The CoreMark program is designed to work the CPU to its maximum on a set of calculations to determine its processing speed and so it works well for a worse-case test. The program can be found here: https://github.com/PaulStoffregen/CoreMark
The following results were obtained at a 21°C ambient temperature in open air with a Teensy 4.1 mounted on our Prototyping System for Teensy 4.1. The system has good ground and power planes and the Teensy 4.1 has no additional load on any of its pins so a best case environment for the CPU.
Adding the heatsink decreased the internal operating temperature by 7°C with no airflow and 17-22°C with airflow.
Light airflow was achieved by placing a modest 30CFM fan 21″ from the heatsink so only a very slight breeze could be felt at the heatsink.
Strong airflow was achieved by placing the same fan about 3″ from the heatsink.
If the Teensy 4.x is being operated at elevated ambient temperatures such as in a warm enclosure, those measurements would all be justified up by approximately the amount of increase in ambient temperature over 21°C.

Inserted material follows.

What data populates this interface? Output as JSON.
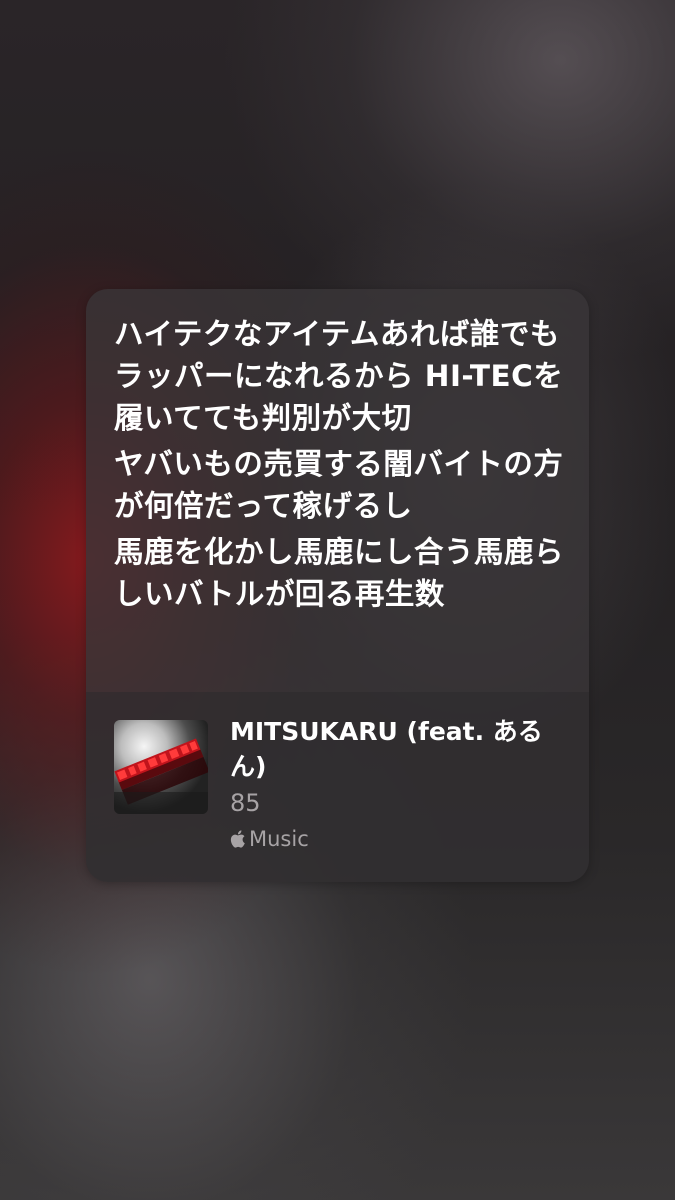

The thermals of the Teensy 4.x can also be affected by the heatsinking mass on its pins. Ground and power pins that connect to large power planes can help pull heat away from the module. As one example, under the same environmental conditions, a Teensy 4.1 with heatsink running at 600MHz and no air flow measured 3°C hotter sitting on antistatic foam on the bench versus when mounted in the Prototyping System for Teensy 4.1 baseboard with good power and ground planes. Conversely if it is driving heavy loads on its pins, that will increase the thermal load on the microprocessor.
Downsides to Overclocking and Heatsinks
The main downside of this heatsink is that it is relatively tall at 18mm, so requires adequate clearance above the Teensy 4.x. There are of course shorter heatsinks available, but with all other things being equal, bigger tends to be better when it comes to heatsinks.
Another consideration would be if the Teensy is being operated in an environment with a significant vibration or shock component. In that case, the effect of adding a large extended mass to the top of the BGA microprocessor chip should be carefully considered and in most cases would not be recommended.
The final point of consideration is that overclocking the Teensy 4.1 will tend to shorten its lifespan. This is due to operating at higher internal voltages and temperatures thus creating more wear and tear on the chip over time. This is usually not a major consideration for casual hobby use, but should definitely be considered for long-term commercial applications especially if operating in a high ambient temperature environment to begin with.
For maximum life, the Teensy 4.1 can be slightly under-clocked at 528MHz. This lowers the internal operating voltages and reduces the internal temperature even compared to operating at the nominal 600MHz. Many applications will never notice the performance difference.
|12 x 12mm (0.47 x 0.47″)